Page and application data records
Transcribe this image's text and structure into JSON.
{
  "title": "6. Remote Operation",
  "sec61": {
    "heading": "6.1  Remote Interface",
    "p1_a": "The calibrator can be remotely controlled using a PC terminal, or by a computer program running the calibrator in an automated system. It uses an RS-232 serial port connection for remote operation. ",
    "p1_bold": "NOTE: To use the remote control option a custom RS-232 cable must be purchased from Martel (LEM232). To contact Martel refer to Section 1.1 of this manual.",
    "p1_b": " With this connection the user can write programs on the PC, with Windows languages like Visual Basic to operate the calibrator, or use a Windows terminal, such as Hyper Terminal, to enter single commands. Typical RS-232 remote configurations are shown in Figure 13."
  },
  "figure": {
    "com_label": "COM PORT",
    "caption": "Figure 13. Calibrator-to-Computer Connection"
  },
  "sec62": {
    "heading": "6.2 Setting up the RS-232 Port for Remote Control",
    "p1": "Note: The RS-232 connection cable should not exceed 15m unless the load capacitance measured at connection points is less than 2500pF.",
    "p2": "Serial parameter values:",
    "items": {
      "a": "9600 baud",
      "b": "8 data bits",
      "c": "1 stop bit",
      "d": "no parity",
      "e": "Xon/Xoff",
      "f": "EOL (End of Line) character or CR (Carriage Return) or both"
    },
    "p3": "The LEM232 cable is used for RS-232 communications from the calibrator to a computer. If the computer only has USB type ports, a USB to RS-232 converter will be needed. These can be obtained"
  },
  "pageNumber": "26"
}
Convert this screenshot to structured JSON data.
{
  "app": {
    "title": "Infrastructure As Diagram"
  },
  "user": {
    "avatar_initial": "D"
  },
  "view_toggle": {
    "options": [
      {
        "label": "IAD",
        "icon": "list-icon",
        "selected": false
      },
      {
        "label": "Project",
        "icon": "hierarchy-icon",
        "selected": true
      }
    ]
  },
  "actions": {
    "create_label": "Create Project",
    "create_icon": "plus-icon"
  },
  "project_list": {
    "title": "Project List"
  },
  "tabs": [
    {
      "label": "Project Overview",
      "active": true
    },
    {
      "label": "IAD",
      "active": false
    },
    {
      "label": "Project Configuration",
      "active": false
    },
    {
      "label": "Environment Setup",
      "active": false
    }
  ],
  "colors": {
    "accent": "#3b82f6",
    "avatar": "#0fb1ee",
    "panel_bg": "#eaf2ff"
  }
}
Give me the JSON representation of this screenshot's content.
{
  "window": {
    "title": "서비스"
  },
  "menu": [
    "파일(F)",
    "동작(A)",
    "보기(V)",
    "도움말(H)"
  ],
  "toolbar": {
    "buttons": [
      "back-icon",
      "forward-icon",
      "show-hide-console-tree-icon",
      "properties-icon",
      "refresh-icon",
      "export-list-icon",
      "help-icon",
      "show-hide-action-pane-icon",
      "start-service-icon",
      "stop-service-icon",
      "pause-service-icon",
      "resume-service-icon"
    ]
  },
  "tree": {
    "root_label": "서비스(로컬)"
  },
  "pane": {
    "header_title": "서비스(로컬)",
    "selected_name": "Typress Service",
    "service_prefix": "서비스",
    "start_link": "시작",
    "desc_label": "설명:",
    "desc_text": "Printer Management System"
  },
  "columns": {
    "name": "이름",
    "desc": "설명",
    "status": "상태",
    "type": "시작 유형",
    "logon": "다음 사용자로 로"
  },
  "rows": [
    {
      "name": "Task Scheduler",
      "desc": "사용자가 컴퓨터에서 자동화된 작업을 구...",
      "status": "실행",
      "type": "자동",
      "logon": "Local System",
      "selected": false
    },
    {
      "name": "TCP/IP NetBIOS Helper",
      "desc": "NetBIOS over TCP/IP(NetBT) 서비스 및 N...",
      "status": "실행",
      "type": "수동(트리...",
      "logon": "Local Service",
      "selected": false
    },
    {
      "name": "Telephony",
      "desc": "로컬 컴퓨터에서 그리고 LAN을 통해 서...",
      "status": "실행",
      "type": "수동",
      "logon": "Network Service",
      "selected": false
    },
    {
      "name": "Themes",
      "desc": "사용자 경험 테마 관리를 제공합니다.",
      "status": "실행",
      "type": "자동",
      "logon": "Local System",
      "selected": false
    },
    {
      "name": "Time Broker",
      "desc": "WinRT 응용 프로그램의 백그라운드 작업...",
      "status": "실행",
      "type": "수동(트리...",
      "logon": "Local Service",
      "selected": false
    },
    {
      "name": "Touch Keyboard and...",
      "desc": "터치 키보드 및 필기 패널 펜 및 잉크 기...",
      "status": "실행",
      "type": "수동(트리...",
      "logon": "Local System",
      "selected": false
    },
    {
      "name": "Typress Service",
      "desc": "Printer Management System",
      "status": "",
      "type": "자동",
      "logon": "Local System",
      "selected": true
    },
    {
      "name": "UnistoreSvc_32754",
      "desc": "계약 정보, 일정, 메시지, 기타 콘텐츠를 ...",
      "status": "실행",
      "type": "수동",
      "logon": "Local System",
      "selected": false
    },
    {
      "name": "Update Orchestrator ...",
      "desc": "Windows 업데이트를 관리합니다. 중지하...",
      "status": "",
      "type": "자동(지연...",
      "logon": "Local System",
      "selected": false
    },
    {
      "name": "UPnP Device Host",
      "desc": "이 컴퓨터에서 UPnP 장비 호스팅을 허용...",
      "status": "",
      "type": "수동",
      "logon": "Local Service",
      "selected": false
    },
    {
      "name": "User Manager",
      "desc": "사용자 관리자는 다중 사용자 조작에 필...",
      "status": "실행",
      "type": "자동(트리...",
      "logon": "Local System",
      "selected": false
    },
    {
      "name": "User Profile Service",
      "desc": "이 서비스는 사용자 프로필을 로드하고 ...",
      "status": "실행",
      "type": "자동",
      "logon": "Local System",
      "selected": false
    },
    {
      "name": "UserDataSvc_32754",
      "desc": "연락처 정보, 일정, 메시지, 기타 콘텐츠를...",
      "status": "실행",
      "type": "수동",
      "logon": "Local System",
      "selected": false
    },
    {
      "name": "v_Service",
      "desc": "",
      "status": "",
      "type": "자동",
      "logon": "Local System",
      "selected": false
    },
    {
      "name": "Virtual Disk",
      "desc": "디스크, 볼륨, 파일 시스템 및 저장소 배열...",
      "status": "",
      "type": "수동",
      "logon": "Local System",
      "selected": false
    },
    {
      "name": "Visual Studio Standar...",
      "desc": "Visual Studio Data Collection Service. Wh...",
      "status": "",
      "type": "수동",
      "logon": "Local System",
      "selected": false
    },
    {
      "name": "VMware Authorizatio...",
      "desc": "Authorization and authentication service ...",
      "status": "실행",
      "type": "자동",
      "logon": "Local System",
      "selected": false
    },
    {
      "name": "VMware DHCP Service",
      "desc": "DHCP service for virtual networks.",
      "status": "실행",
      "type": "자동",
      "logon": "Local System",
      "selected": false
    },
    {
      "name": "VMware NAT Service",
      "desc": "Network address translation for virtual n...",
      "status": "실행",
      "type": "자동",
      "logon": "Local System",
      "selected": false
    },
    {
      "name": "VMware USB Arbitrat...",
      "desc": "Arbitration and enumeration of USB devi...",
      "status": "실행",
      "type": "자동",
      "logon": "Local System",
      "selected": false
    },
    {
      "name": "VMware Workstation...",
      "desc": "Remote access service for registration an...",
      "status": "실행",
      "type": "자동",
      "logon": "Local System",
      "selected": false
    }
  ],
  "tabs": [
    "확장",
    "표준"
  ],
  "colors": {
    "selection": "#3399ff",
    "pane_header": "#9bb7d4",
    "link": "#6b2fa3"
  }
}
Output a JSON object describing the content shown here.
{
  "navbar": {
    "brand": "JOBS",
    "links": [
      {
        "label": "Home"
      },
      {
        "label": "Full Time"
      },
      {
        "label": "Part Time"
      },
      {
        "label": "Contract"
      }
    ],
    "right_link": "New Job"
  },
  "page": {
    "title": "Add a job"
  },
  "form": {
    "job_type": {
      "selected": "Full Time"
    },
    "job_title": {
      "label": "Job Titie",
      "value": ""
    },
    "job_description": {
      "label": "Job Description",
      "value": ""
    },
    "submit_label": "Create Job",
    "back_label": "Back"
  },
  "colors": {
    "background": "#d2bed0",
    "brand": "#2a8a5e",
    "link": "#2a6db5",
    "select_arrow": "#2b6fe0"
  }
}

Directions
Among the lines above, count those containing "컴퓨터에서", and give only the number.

Answer
3